3 сентября [18]87 г[ода]

Дорогая Эмилия Карловна!

Спасибо за милейшее письмо Ваше. Как бы ни хотелось отдохнуть, — а вижу, что съездить необходимо. Да кстати уж нужно 8-го числа быть на юбилее Петербургской консерватории. Я решил выехать 6-го числа вечером. Всё 7-ое число посвящу «Чародейке», т. е. решу все: недоразумения и, по мере возможности, сделаю те перемены, которые желательны для партий Князя и Княгини., а затем до начала репетиций уеду опять сюда.

Решительно не понимаю, почему М. А. Славина не получила моего письма. Оно был заказное и было адресовано в Театральную контору. Если поискать, то и квитанция у меня найдётся. Впрочем, я хорошо помню все перемены и в понедельник сообщу их ей.

30-го числа я был уже здесь, а 29 был действительно в Петербурге, или, лучше сказать, в Петергофе, у жены моего умирающего друга. Вечером выехал.

Я приехал в Россию 6 совсем больной и расстроенный, но достаточно было провести 3 дня в деревне, чтобы совершенно, выздороветь.

До свиданья милая, дорогая благодетельница.

Ваш, П. Чайковский

Чтобы не беспокоить Вас, я приду к Вам в понедельник не ранее 4-х часов, а утром повидаю Эдуарда Франц[евича] к Ген[надия] Петр[овича].

3 September 1887

Thank you for your ever so sweet letter. Although I had very much wanted to rest, I can see that is essential for me to come [to Saint Petersburg] [1]. Besides, on the 8th I have to be there anyway for the Petersburg Conservatory's jubilee [2]. I have decided to leave on the evening of the 6th. I shall devote the whole of the following day to "The Enchantress", that is, I will clear up all the misunderstandings and, as far as possible, make those modifications which are seen as desirable in the parts of the Prince and Princess. After that I shall come back here again until the start of the rehearsals.

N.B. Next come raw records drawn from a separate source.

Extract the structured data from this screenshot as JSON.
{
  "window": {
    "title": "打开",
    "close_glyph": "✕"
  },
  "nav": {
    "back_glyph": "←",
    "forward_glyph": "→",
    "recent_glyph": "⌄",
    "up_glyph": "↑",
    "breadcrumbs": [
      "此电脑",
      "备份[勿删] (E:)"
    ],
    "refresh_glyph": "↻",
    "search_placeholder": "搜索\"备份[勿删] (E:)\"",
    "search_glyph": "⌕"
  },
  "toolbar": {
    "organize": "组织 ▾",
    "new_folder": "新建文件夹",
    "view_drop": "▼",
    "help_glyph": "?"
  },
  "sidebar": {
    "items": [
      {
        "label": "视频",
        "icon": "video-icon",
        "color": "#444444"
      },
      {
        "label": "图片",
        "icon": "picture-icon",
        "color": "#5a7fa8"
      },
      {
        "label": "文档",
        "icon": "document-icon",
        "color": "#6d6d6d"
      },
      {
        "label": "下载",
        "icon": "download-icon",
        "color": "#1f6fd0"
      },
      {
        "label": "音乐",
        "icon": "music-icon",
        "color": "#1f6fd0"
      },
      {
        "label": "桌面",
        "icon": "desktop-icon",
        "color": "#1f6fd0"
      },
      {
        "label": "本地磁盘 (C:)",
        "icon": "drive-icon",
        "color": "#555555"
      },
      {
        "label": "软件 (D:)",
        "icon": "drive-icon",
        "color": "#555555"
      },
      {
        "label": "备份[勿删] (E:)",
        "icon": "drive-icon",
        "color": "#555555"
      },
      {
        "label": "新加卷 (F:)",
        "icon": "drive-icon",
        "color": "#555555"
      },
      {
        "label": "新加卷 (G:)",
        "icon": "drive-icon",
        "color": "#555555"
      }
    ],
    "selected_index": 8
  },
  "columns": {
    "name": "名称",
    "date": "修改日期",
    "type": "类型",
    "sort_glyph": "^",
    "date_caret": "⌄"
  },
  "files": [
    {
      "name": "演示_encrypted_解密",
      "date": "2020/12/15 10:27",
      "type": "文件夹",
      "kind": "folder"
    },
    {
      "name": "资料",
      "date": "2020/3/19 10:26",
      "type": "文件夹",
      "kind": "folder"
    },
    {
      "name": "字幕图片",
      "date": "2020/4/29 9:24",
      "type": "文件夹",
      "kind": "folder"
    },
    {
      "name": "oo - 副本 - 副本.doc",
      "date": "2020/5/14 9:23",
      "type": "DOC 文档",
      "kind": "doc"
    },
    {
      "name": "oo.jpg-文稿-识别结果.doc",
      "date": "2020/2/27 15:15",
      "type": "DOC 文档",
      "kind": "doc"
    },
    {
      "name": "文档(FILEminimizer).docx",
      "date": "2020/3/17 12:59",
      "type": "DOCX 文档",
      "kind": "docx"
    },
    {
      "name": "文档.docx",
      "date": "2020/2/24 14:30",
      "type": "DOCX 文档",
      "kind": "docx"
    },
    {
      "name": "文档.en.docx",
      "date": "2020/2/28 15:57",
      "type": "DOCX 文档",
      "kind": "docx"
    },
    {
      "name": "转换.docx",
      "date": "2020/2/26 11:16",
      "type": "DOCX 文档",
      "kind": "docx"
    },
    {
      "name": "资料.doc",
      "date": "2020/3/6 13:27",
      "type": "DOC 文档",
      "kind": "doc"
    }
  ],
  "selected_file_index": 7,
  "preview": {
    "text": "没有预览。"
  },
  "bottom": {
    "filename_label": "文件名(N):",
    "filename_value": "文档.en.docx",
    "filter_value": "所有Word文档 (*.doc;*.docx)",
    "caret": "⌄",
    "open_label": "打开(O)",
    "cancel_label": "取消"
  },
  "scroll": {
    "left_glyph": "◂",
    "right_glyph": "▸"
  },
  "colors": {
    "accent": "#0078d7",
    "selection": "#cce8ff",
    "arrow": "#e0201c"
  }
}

I really do not understand why M. A. Slavina has not received my letter [3]. It was a registered letter and was addressed to the Theatres' Office. If I were to look for the receipt, I am sure I would find it. Anyway, I remember all the modifications very well, and on Monday I'll tell her about them.

On the 30th I was already back here, but on the 29th I was indeed in Petersburg [4], or rather, in Peterhof, where I visited the wife of my dying friend [5]. I left in the evening.

I arrived in Russia quite sick and upset, but the three days I have now spent in the countryside have proved sufficient for me to recover completely.

See you soon, my dear and cherished benefactress [6].

Yours, P. Tchaikovsky

So as not to trouble you, I shall come to your place on Monday after 4 o'clock; in the morning I shall go and see Eduard Frantsevich and Gennady Petrovich.

Notes and References

  1. In her letter to Tchaikovsky of 2/14 September 1887 Emiliya Pavlovskaya explained that the first rehearsals for The Enchantress had been postponed until the end of September, but that the chief director of the Imperial Theatres, Gennady Kondratyev, wanted Tchaikovsky to come to Saint Petersburg earlier to sort out some problems with the tessitura of the parts of the Prince and the Princess. Pavlovskaya's letter has been published in Чайковский на московской сцене (1940), p. 399–400.
  2. The 25th anniversary of the foundation of the Saint Petersburg Conservatory.
  3. See Letter 3314 to Mariya Slavina, 8/20 August 1887. In this letter Tchaikovsky outlined some possible modifications to the part of the Princess in The Enchantress, which Slavina, who was due to sing that role at the opera's premiere, had requested.
  4. At the end of her letter of 2/14 September 1887 Pavlovskaya had asked whether it was true that Tchaikovsky had been in Saint Petersburg on 30 August/11 September. She was evidently surprised that he had not called on her after his return to Russia from abroad.
  5. Mariya Kondratyeva, wife of Nikolay Kondratyev.
  6. From his earliest letters to Pavlovskaya Tchaikovsky had called her his "benefactress", thereby emphasizing how grateful he was to her for her enthusiastic attitude towards Mazepa (in which she created the role of Mariya at the opera's premiere), as well as towards Yevgeny Onegin, in which she sang Tatyana many times.